The fishery productivity patterns in coastal areas in monsoonal areas appear to be highly influenced by land forms.
This influence is indirect, through the effect of seasonal monsoon winds on the coastal waters. It is a common observation that coastal areas exposed to the northeast monsoon develop rough seas but those on the opposite rain-shadow side are calm. This situation is especially pronounced if there exists a high mountain on a moderately sized volcanic island, such as Negros.
The point I would like to emphasize in this column is that, although coral reef fish recruitment took place the year round, the peaks in species richness and density occurred during the relatively calm months with minimal winds in the marine waters on the lee side of southern Negros.
Factors associated with the relatively calm season included temperature but not rainfall. This is demonstrated for the first time in the recently published paper of Rene Abesamis and Garry Russ.
Abesamis is a research Fellow of the Silliman University-Angelo King Center, and Garry Russ is professor at James Cook University, Townsville, Australia.
This phenomenon was first hinted by Daniel Pauly, one of the great fishery scientists, but demonstrated by Abesamis and Russ. I will not be surprised if this significant finding will trigger more research activities on reef fish recruitment in an archipelago like the Philippines. Those who read this column will understand why research to better understand nature is necessary.
The role of monsoon-related fish recruitment patterns just described must have evolved in the past, just like most other biological or ecological trends in nature. This is the academic lesson learned.
But we must ask about the implications for the present and for the future.
The present status of the coastal areas of the country is not one to be proud of. Fishery experts and marine scientists are worried that most fishery productive marine areas have become depleted, and management effort to restore the productivity should be their urgent and priority concern.
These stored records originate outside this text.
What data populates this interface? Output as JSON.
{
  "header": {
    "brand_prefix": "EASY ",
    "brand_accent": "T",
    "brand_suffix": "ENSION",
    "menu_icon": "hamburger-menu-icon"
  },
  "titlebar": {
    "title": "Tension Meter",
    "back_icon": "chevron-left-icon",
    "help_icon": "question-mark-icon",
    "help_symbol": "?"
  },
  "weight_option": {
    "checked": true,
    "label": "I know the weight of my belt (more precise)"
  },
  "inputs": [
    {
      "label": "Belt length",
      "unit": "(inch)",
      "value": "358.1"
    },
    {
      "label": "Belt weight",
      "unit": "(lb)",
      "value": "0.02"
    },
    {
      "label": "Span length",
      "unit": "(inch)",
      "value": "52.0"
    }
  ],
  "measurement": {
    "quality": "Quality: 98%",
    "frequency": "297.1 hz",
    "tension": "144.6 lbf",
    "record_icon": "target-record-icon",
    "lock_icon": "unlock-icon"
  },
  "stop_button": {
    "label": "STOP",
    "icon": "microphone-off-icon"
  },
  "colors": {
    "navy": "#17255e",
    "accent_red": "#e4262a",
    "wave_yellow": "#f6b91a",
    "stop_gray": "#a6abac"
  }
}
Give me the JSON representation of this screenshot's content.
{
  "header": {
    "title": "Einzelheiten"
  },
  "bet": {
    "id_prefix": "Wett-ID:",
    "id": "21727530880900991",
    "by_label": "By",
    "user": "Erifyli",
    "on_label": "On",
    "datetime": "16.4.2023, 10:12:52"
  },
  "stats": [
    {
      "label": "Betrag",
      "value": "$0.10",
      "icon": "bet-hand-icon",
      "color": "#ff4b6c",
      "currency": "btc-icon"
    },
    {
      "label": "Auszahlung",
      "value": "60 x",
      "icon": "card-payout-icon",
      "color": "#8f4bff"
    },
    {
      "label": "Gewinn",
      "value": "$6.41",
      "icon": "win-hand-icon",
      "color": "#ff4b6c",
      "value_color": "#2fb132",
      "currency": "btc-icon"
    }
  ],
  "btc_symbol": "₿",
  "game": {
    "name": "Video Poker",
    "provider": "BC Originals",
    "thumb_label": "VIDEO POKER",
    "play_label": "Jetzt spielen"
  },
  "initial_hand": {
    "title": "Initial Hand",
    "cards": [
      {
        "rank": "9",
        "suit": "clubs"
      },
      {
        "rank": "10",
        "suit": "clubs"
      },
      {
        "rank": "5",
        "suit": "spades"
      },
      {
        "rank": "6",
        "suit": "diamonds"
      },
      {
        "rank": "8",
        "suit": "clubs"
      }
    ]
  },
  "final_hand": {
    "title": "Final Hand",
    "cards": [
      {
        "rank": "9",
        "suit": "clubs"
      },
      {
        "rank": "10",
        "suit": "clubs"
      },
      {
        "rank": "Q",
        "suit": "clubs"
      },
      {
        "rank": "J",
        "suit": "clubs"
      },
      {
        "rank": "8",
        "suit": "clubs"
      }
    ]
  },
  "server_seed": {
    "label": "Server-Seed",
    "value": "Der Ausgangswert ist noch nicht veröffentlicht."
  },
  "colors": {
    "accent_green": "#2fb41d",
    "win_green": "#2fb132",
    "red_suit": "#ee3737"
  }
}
Certainly, the finding must be applied to strategies of conservation. For one thing, it is clear that conservation needs to be done during the whole reproductive period of the species on which we depend for our well being.
One of the problems beyond our ability to control is the extreme weather conditions expected because of climate change. If the weather changes involve extended periods of rough and stormy seas, the expectation would be less fish recruitment and less fish catches in the future.
Under such conditions, what are we to do?